(Beginning of Input for this task)

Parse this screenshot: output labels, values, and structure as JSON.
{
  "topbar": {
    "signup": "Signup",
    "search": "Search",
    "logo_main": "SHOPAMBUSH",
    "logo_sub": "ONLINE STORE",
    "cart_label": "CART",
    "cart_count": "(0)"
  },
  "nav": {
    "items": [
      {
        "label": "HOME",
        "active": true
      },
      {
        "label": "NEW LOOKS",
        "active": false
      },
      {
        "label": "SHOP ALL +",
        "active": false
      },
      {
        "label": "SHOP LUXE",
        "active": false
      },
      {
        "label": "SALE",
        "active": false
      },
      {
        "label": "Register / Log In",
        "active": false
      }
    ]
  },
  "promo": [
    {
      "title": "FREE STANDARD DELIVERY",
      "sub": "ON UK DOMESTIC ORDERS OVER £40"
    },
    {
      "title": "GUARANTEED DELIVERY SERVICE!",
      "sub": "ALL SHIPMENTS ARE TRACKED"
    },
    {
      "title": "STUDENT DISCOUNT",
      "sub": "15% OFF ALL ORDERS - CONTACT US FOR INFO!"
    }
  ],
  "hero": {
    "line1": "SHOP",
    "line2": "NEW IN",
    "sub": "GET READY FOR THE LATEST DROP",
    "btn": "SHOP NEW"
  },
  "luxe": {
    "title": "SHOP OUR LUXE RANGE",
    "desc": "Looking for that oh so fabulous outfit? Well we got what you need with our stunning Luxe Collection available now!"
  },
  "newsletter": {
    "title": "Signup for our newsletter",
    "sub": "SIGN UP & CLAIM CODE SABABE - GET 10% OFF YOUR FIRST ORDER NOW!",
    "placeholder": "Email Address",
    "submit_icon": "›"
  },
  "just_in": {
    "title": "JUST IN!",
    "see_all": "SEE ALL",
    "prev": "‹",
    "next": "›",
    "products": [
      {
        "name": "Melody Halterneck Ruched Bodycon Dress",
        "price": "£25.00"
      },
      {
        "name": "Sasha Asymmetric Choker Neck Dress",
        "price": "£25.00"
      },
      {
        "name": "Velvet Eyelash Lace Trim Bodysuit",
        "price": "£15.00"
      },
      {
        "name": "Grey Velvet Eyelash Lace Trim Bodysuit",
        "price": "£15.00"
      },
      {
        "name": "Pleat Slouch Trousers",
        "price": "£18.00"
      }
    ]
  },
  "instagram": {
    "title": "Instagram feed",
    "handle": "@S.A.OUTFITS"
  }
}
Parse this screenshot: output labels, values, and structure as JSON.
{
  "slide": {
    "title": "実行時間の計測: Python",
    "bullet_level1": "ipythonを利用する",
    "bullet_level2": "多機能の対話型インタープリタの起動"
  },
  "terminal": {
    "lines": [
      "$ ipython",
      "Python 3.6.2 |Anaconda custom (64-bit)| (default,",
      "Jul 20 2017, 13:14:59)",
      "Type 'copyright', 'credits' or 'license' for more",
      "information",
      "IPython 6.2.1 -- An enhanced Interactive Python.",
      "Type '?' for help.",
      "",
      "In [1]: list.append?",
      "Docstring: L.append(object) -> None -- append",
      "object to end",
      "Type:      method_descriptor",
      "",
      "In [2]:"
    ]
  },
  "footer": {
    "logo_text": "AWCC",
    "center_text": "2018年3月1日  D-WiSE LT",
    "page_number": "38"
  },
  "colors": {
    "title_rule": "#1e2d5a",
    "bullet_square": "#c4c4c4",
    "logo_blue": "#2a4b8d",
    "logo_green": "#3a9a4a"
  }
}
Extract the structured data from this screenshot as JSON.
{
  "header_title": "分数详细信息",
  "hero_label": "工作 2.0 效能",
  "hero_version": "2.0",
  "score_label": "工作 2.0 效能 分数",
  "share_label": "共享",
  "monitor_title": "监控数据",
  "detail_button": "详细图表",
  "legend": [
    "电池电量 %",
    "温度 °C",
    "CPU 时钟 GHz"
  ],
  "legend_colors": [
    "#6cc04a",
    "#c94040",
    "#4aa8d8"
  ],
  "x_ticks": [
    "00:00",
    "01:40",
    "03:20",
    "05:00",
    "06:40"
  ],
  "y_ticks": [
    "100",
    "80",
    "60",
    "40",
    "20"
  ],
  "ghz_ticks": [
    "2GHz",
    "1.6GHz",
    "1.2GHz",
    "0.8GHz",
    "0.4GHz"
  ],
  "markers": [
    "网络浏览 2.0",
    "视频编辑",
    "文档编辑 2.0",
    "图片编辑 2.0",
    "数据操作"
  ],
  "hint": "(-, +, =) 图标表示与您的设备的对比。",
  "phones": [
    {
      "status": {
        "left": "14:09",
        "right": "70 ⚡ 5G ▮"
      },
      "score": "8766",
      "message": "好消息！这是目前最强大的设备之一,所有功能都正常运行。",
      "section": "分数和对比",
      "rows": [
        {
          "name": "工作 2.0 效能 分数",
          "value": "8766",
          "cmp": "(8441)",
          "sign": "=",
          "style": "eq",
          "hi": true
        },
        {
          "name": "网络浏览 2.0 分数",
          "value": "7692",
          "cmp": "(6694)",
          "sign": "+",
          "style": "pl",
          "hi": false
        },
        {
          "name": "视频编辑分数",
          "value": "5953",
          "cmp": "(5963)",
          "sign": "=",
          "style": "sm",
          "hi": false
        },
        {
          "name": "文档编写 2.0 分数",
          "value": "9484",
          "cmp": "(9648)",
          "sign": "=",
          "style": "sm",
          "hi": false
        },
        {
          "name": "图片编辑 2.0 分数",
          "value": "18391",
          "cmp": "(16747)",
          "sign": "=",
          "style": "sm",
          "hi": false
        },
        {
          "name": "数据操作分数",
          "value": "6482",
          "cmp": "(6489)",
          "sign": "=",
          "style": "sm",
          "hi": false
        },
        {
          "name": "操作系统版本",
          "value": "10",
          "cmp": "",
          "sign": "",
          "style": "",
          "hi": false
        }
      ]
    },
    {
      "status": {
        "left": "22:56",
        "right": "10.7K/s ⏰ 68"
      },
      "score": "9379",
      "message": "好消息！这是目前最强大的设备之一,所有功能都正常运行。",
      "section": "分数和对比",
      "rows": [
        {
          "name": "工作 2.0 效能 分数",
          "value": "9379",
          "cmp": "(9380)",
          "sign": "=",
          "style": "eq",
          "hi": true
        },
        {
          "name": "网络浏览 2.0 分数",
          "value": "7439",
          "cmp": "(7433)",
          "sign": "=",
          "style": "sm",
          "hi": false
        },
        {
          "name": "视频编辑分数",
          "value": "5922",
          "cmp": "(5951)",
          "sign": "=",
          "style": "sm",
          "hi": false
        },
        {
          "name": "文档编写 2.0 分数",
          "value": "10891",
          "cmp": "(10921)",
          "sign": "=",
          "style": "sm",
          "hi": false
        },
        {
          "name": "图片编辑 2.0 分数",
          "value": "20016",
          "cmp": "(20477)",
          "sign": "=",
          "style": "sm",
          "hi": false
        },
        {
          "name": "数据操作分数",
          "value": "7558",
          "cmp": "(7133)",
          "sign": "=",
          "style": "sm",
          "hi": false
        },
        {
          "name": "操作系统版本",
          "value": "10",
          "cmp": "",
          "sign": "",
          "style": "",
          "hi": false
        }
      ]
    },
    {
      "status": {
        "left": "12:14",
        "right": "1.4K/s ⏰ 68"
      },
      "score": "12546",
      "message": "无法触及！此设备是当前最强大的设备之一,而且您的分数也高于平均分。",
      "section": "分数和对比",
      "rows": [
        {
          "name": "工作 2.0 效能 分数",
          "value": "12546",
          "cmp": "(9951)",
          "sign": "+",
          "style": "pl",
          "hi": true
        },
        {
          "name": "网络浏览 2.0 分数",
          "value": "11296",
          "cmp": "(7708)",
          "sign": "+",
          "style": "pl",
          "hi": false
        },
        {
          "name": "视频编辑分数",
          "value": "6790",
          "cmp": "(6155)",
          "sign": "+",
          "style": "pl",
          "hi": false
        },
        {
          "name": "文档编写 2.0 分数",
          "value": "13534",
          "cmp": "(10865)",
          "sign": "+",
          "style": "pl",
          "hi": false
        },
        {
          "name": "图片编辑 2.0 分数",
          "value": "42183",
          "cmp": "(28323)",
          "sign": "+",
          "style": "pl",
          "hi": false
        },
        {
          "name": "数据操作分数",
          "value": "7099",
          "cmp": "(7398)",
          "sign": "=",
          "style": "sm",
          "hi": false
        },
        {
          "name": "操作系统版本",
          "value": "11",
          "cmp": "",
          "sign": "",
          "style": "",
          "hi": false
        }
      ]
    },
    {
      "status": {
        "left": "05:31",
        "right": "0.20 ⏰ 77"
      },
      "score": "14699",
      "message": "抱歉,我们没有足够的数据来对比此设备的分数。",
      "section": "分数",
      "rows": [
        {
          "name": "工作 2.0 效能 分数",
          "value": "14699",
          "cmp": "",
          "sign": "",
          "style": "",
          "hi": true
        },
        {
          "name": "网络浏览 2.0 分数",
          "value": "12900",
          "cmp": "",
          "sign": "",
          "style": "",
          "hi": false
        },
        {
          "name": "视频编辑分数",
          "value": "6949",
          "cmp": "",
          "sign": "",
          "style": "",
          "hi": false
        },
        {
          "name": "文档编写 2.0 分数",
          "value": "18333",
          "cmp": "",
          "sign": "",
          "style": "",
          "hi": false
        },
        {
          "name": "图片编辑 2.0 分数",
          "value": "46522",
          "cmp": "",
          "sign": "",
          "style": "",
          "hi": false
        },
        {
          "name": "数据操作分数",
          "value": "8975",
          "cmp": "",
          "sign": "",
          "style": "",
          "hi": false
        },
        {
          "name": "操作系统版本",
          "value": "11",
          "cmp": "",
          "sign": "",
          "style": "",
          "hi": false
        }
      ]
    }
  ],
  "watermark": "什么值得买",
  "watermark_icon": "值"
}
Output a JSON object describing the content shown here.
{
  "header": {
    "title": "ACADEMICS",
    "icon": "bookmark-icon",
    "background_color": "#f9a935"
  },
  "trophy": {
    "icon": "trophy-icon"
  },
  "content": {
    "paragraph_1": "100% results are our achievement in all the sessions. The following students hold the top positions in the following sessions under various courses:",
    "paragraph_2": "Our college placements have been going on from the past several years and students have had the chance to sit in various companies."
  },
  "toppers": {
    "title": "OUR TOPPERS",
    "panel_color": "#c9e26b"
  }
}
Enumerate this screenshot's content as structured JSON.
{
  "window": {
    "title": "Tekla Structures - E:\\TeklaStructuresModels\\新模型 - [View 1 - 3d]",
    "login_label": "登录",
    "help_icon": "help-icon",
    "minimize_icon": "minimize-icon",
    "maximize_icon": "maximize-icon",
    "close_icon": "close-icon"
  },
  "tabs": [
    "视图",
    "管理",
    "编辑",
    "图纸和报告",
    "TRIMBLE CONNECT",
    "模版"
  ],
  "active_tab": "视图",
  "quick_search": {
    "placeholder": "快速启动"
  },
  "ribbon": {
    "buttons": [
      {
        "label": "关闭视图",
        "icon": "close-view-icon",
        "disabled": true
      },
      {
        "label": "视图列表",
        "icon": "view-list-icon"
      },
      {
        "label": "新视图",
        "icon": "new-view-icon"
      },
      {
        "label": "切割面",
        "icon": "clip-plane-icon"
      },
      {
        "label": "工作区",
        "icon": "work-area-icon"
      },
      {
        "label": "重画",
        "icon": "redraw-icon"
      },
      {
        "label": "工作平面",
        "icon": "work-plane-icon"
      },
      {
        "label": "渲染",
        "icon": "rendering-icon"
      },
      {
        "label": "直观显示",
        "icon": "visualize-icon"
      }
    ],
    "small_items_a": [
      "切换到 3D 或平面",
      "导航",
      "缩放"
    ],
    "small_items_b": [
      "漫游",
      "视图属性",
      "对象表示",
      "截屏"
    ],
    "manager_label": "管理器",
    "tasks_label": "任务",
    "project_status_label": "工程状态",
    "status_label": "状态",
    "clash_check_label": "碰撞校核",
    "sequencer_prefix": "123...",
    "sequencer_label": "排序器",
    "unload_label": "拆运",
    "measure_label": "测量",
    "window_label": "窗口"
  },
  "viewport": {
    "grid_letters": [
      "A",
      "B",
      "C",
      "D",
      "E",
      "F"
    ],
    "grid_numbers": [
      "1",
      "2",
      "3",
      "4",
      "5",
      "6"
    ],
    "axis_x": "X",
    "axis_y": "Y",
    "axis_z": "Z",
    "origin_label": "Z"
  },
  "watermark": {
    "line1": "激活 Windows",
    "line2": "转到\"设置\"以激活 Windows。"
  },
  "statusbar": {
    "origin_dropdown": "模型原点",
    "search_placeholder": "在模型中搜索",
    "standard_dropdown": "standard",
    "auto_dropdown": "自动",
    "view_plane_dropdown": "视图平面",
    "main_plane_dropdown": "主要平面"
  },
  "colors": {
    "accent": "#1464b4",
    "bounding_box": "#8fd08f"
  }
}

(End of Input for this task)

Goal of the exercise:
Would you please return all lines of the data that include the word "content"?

Answer box:
Output a JSON object describing the content shown here.
  "content": {
Enumerate this screenshot's content as structured JSON.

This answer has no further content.